Two of Britain's best-known ocean race single-handed sailors, each with a Volvo Race skipper alongside them, go head to head tomorrow in the Calais Round Britain Race.
Mike Golding will have Neal McDonald, confirmed this week as skipper of the Swedish entry backed by Ericsson, on Ecover and Emma Richards sees Sébastien Josse, who will be in charge of the second ABN-Amro boat, join her on Pindar.
They not only have to negotiate a demanding 1,850-mile course, they also have to beat some really tough competition, not least the trio of Roland Jourdain, Jean le Cam, second in the Vendée, and Bernard Stamm.
Golding, looking relaxed after fitting a new keel to replace the one that broke off 50 miles before finishing third in the Vendée Globe race in February, said: "I am feeling excited to be back on the water. While there are more people to make things go wrong when you have a crew, there are also more people to prevent things going wrong, to form a brains trust, and to make things go faster."
The summer programme for Golding, who is top of the Open 60 rankings, includes next month's Round the Island race and, in August, the Fastnet Race. He then contests the double-handed Transat Jacques Vabre from Le Havre to Bahia de Salvador, Brazil, which starts on 5 November.
Josse, who was one place behind Golding in the Vendée, is expecting a hard ride: "The first section down the Channel is very tactical," he said. "Then you have to cope with the Atlantic weather systems off Ireland and there could be a lot of upwind work in heavy conditions north of Scotland.
"The standard is very high. You can never say when the race will be won or lost, and if you make a mistake it can be costly."
Which all suits Golding, who took second place in yesterday's inshore race with help from the British ambassador, Sir John Holmes, who feels his boat's performance is improving.
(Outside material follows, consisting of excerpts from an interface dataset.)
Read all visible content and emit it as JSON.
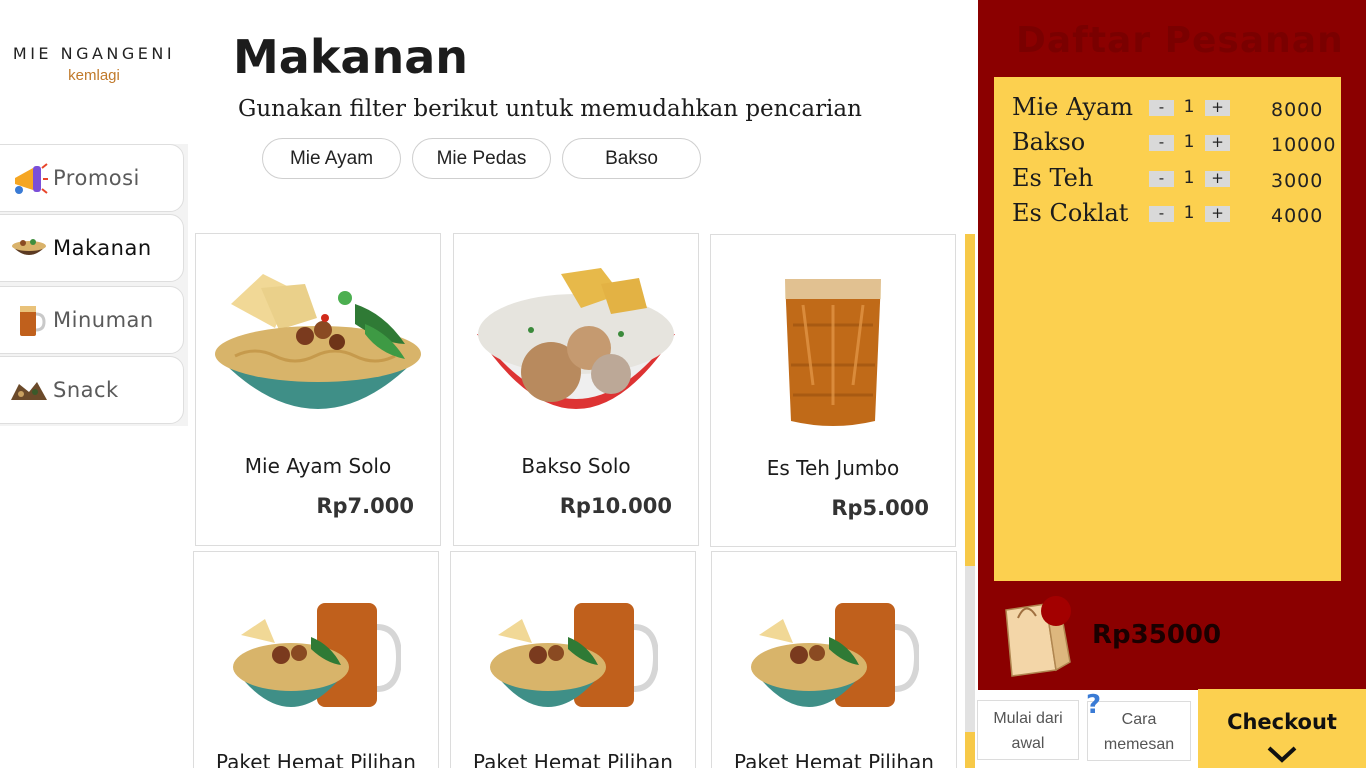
{
  "brand": {
    "name": "MIE NGANGENI",
    "subtitle": "kemlagi"
  },
  "sidebar": {
    "items": [
      {
        "label": "Promosi",
        "icon": "megaphone-icon"
      },
      {
        "label": "Makanan",
        "icon": "noodle-bowl-icon",
        "active": true
      },
      {
        "label": "Minuman",
        "icon": "iced-tea-icon"
      },
      {
        "label": "Snack",
        "icon": "snack-icon"
      }
    ]
  },
  "main": {
    "title": "Makanan",
    "subtitle": "Gunakan filter berikut untuk memudahkan pencarian",
    "filters": [
      "Mie Ayam",
      "Mie Pedas",
      "Bakso"
    ],
    "products": [
      {
        "name": "Mie Ayam Solo",
        "price": "Rp7.000",
        "image": "mie-ayam-bowl"
      },
      {
        "name": "Bakso Solo",
        "price": "Rp10.000",
        "image": "bakso-bowl"
      },
      {
        "name": "Es Teh Jumbo",
        "price": "Rp5.000",
        "image": "iced-tea-glass"
      },
      {
        "name": "Paket Hemat Pilihan",
        "image": "combo-meal"
      },
      {
        "name": "Paket Hemat Pilihan",
        "image": "combo-meal"
      },
      {
        "name": "Paket Hemat Pilihan",
        "image": "combo-meal"
      }
    ]
  },
  "order": {
    "title": "Daftar Pesanan",
    "minus_label": "-",
    "plus_label": "+",
    "items": [
      {
        "name": "Mie Ayam",
        "qty": "1",
        "price": "8000"
      },
      {
        "name": "Bakso",
        "qty": "1",
        "price": "10000"
      },
      {
        "name": "Es Teh",
        "qty": "1",
        "price": "3000"
      },
      {
        "name": "Es Coklat",
        "qty": "1",
        "price": "4000"
      }
    ],
    "total": "Rp35000"
  },
  "actions": {
    "restart_line1": "Mulai dari",
    "restart_line2": "awal",
    "howto_line1": "Cara",
    "howto_line2": "memesan",
    "howto_badge": "?",
    "checkout": "Checkout"
  },
  "colors": {
    "panel_red": "#8b0000",
    "panel_yellow": "#fcd04f",
    "brand_orange": "#c0792a"
  }
}
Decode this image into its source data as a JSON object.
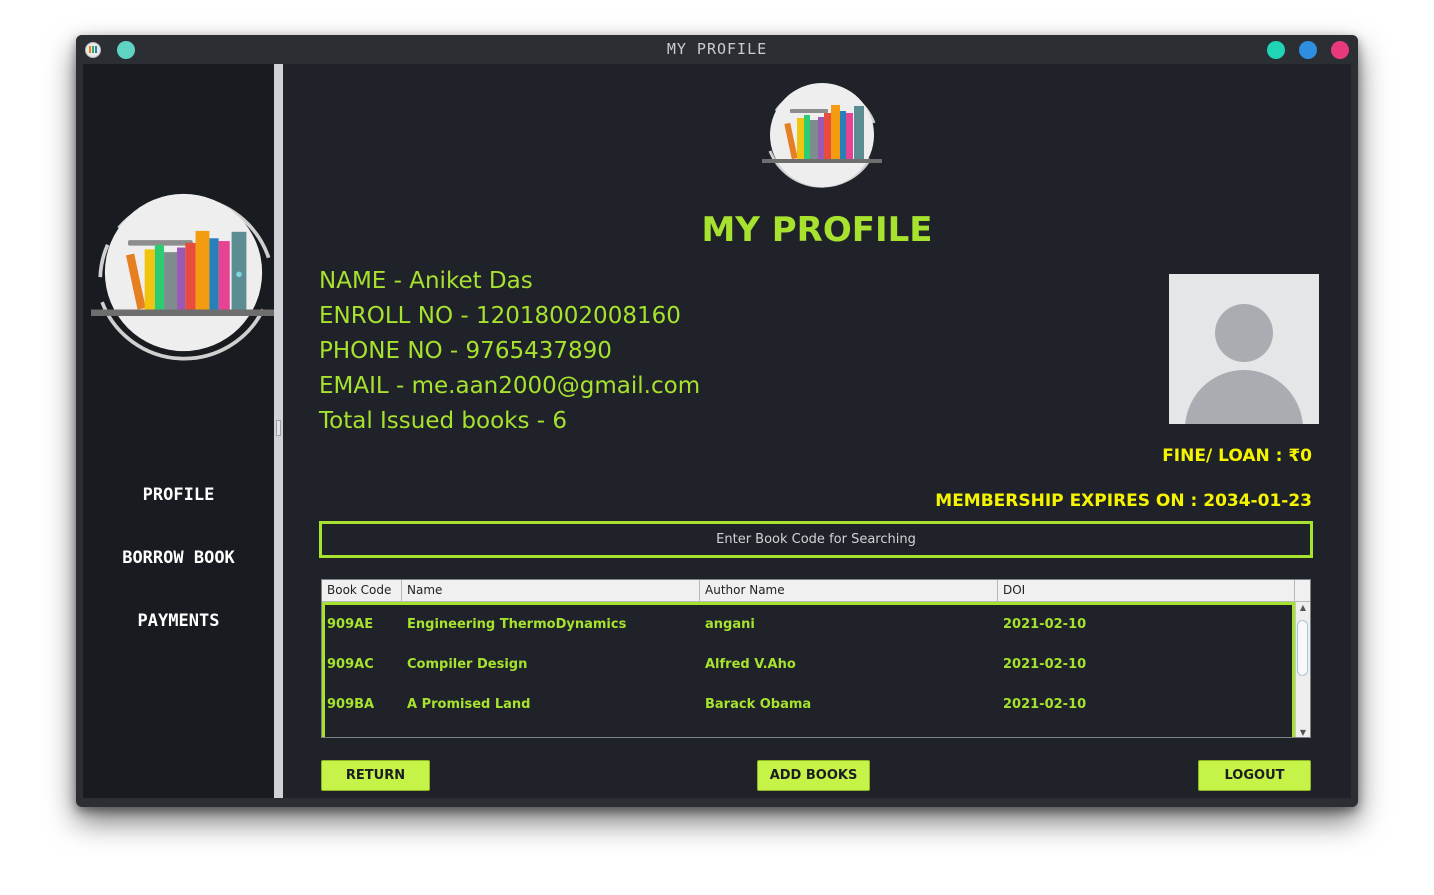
{
  "window": {
    "title": "MY PROFILE",
    "dots": [
      "#1fd5b5",
      "#2e8fe0",
      "#e8397d"
    ],
    "left_dot": "#5fd4c2"
  },
  "sidebar": {
    "logo_icon": "bookshelf-logo-icon",
    "items": [
      {
        "label": "PROFILE"
      },
      {
        "label": "BORROW BOOK"
      },
      {
        "label": "PAYMENTS"
      }
    ]
  },
  "profile": {
    "heading": "MY PROFILE",
    "name_line": "NAME - Aniket Das",
    "enroll_line": "ENROLL NO - 12018002008160",
    "phone_line": "PHONE NO - 9765437890",
    "email_line": "EMAIL - me.aan2000@gmail.com",
    "issued_line": "Total Issued books - 6",
    "avatar_icon": "user-avatar-icon",
    "fine": "FINE/ LOAN : ₹0",
    "membership": "MEMBERSHIP EXPIRES ON : 2034-01-23"
  },
  "search": {
    "placeholder": "Enter Book Code for Searching"
  },
  "table": {
    "columns": [
      "Book Code",
      "Name",
      "Author Name",
      "DOI"
    ],
    "rows": [
      [
        "909AE",
        "Engineering ThermoDynamics",
        "angani",
        "2021-02-10"
      ],
      [
        "909AC",
        "Compiler Design",
        "Alfred V.Aho",
        "2021-02-10"
      ],
      [
        "909BA",
        "A Promised Land",
        "Barack Obama",
        "2021-02-10"
      ]
    ]
  },
  "buttons": {
    "return_label": "RETURN",
    "add_books_label": "ADD BOOKS",
    "logout_label": "LOGOUT"
  },
  "colors": {
    "accent_green": "#a6e22e",
    "accent_yellow": "#f5f500",
    "button_fill": "#c6f347",
    "panel_bg": "#1f2329",
    "sidebar_bg": "#181b1f"
  }
}
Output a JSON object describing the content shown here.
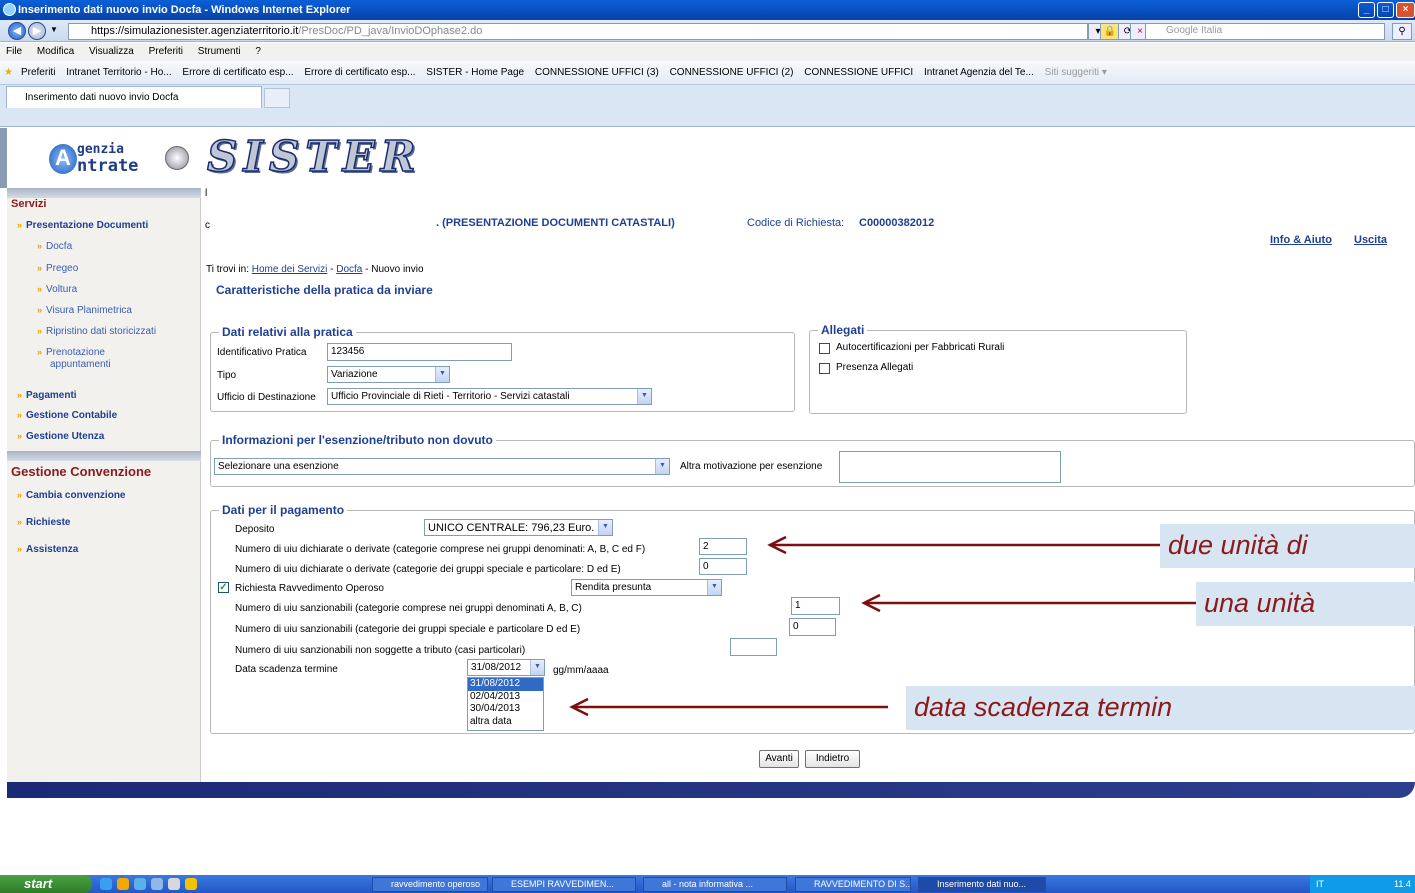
{
  "browser": {
    "title": "Inserimento dati nuovo invio Docfa - Windows Internet Explorer",
    "url_main": "https://simulazionesister.agenziaterritorio.it",
    "url_path": "/PresDoc/PD_java/InvioDOphase2.do",
    "search_placeholder": "Google Italia",
    "menu": [
      "File",
      "Modifica",
      "Visualizza",
      "Preferiti",
      "Strumenti",
      "?"
    ],
    "favorites": [
      "Preferiti",
      "Intranet Territorio - Ho...",
      "Errore di certificato esp...",
      "Errore di certificato esp...",
      "SISTER - Home Page",
      "CONNESSIONE UFFICI (3)",
      "CONNESSIONE UFFICI (2)",
      "CONNESSIONE UFFICI",
      "Intranet Agenzia del Te...",
      "Siti suggeriti ▾"
    ],
    "tab_label": "Inserimento dati nuovo invio Docfa"
  },
  "header": {
    "logo_line1": "genzia",
    "logo_line2": "ntrate",
    "logo_letter": "A",
    "title_logo": "SISTER"
  },
  "sidebar": {
    "servizi": "Servizi",
    "presentazione": "Presentazione Documenti",
    "sub": [
      "Docfa",
      "Pregeo",
      "Voltura",
      "Visura Planimetrica",
      "Ripristino dati storicizzati",
      "Prenotazione",
      "appuntamenti"
    ],
    "pagamenti": "Pagamenti",
    "contabile": "Gestione Contabile",
    "utenza": "Gestione Utenza",
    "convenzione": "Gestione Convenzione",
    "cambia": "Cambia convenzione",
    "richieste": "Richieste",
    "assistenza": "Assistenza"
  },
  "content": {
    "prefix1": "l",
    "prefix2": "c",
    "service_title": ". (PRESENTAZIONE DOCUMENTI CATASTALI)",
    "codice_label": "Codice di Richiesta:",
    "codice_value": "C00000382012",
    "info": "Info & Aiuto",
    "uscita": "Uscita",
    "breadcrumb_label": "Ti trovi in:",
    "bc_home": "Home dei Servizi",
    "bc_docfa": "Docfa",
    "bc_current": "- Nuovo invio",
    "bc_sep": "-",
    "page_title": "Caratteristiche della pratica da inviare"
  },
  "pratica": {
    "legend": "Dati relativi alla pratica",
    "id_label": "Identificativo Pratica",
    "id_value": "123456",
    "tipo_label": "Tipo",
    "tipo_value": "Variazione",
    "ufficio_label": "Ufficio di Destinazione",
    "ufficio_value": "Ufficio Provinciale di Rieti - Territorio - Servizi catastali"
  },
  "allegati": {
    "legend": "Allegati",
    "opt1": "Autocertificazioni per Fabbricati Rurali",
    "opt2": "Presenza Allegati"
  },
  "esenzione": {
    "legend": "Informazioni per l'esenzione/tributo non dovuto",
    "select_value": "Selezionare una esenzione",
    "altra_label": "Altra motivazione per esenzione"
  },
  "pagamento": {
    "legend": "Dati per il pagamento",
    "deposito_label": "Deposito",
    "deposito_value": "UNICO CENTRALE: 796,23 Euro.",
    "uiu1_label": "Numero di uiu dichiarate o derivate (categorie comprese nei gruppi denominati: A, B, C ed F)",
    "uiu1_value": "2",
    "uiu2_label": "Numero di uiu dichiarate o derivate (categorie dei gruppi speciale e particolare: D ed E)",
    "uiu2_value": "0",
    "rav_label": "Richiesta Ravvedimento Operoso",
    "rav_value": "Rendita presunta",
    "sanz1_label": "Numero di uiu sanzionabili (categorie comprese nei gruppi denominati A, B, C)",
    "sanz1_value": "1",
    "sanz2_label": "Numero di uiu sanzionabili (categorie dei gruppi speciale e particolare D ed E)",
    "sanz2_value": "0",
    "sanz3_label": "Numero di uiu sanzionabili non soggette a tributo (casi particolari)",
    "sanz3_value": "",
    "data_label": "Data scadenza termine",
    "data_value": "31/08/2012",
    "data_format": "gg/mm/aaaa",
    "options": [
      "31/08/2012",
      "02/04/2013",
      "30/04/2013",
      "altra data"
    ]
  },
  "buttons": {
    "avanti": "Avanti",
    "indietro": "Indietro"
  },
  "callouts": {
    "c1": "due unità di",
    "c2": "una unità",
    "c3": "data scadenza termin"
  },
  "taskbar": {
    "start": "start",
    "tasks": [
      "ravvedimento operoso",
      "ESEMPI RAVVEDIMEN...",
      "all - nota informativa ...",
      "RAVVEDIMENTO DI S...",
      "Inserimento dati nuo..."
    ],
    "lang": "IT",
    "clock": "11.4"
  },
  "colors": {
    "accent": "#1f3f91",
    "section_title": "#8b1a1a",
    "callout_bg": "#d7e4f2"
  }
}
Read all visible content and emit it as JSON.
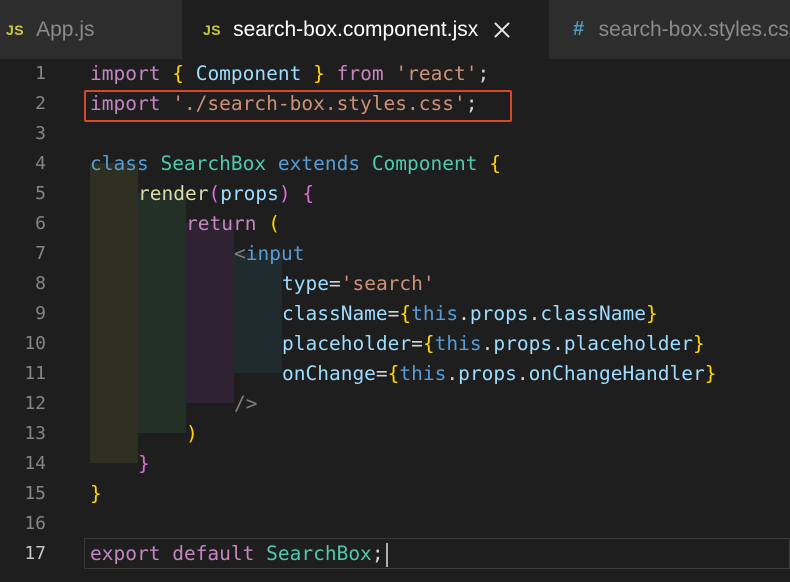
{
  "tabs": [
    {
      "icon": "JS",
      "label": "App.js",
      "active": false
    },
    {
      "icon": "JS",
      "label": "search-box.component.jsx",
      "active": true
    },
    {
      "icon": "#",
      "label": "search-box.styles.css",
      "active": false
    }
  ],
  "line_numbers": [
    "1",
    "2",
    "3",
    "4",
    "5",
    "6",
    "7",
    "8",
    "9",
    "10",
    "11",
    "12",
    "13",
    "14",
    "15",
    "16",
    "17"
  ],
  "active_line": "17",
  "code": {
    "l1": {
      "t1": "import",
      "t2": " ",
      "t3": "{",
      "t4": " ",
      "t5": "Component",
      "t6": " ",
      "t7": "}",
      "t8": " ",
      "t9": "from",
      "t10": " ",
      "t11": "'react'",
      "t12": ";"
    },
    "l2": {
      "t1": "import",
      "t2": " ",
      "t3": "'./search-box.styles.css'",
      "t4": ";"
    },
    "l4": {
      "t1": "class",
      "t2": " ",
      "t3": "SearchBox",
      "t4": " ",
      "t5": "extends",
      "t6": " ",
      "t7": "Component",
      "t8": " ",
      "t9": "{"
    },
    "l5": {
      "t1": "render",
      "t2": "(",
      "t3": "props",
      "t4": ")",
      "t5": " ",
      "t6": "{"
    },
    "l6": {
      "t1": "return",
      "t2": " ",
      "t3": "("
    },
    "l7": {
      "t1": "<",
      "t2": "input"
    },
    "l8": {
      "t1": "type",
      "t2": "=",
      "t3": "'search'"
    },
    "l9": {
      "t1": "className",
      "t2": "=",
      "t3": "{",
      "t4": "this",
      "t5": ".",
      "t6": "props",
      "t7": ".",
      "t8": "className",
      "t9": "}"
    },
    "l10": {
      "t1": "placeholder",
      "t2": "=",
      "t3": "{",
      "t4": "this",
      "t5": ".",
      "t6": "props",
      "t7": ".",
      "t8": "placeholder",
      "t9": "}"
    },
    "l11": {
      "t1": "onChange",
      "t2": "=",
      "t3": "{",
      "t4": "this",
      "t5": ".",
      "t6": "props",
      "t7": ".",
      "t8": "onChangeHandler",
      "t9": "}"
    },
    "l12": {
      "t1": "/>"
    },
    "l13": {
      "t1": ")"
    },
    "l14": {
      "t1": "}"
    },
    "l15": {
      "t1": "}"
    },
    "l17": {
      "t1": "export",
      "t2": " ",
      "t3": "default",
      "t4": " ",
      "t5": "SearchBox",
      "t6": ";"
    }
  },
  "colors": {
    "editor_bg": "#1e1e1e",
    "highlight_border": "#d9472b",
    "indent_1": "#2e2f20",
    "indent_2": "#223028",
    "indent_3": "#2e2233",
    "indent_4": "#1f2b2e"
  }
}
* Ellen MacArthur, of Britain, will team up with the Frenchman Roland Jourdain on his Open 60 Sill et Véolia for the Transat Jacques Vabre.Reuse content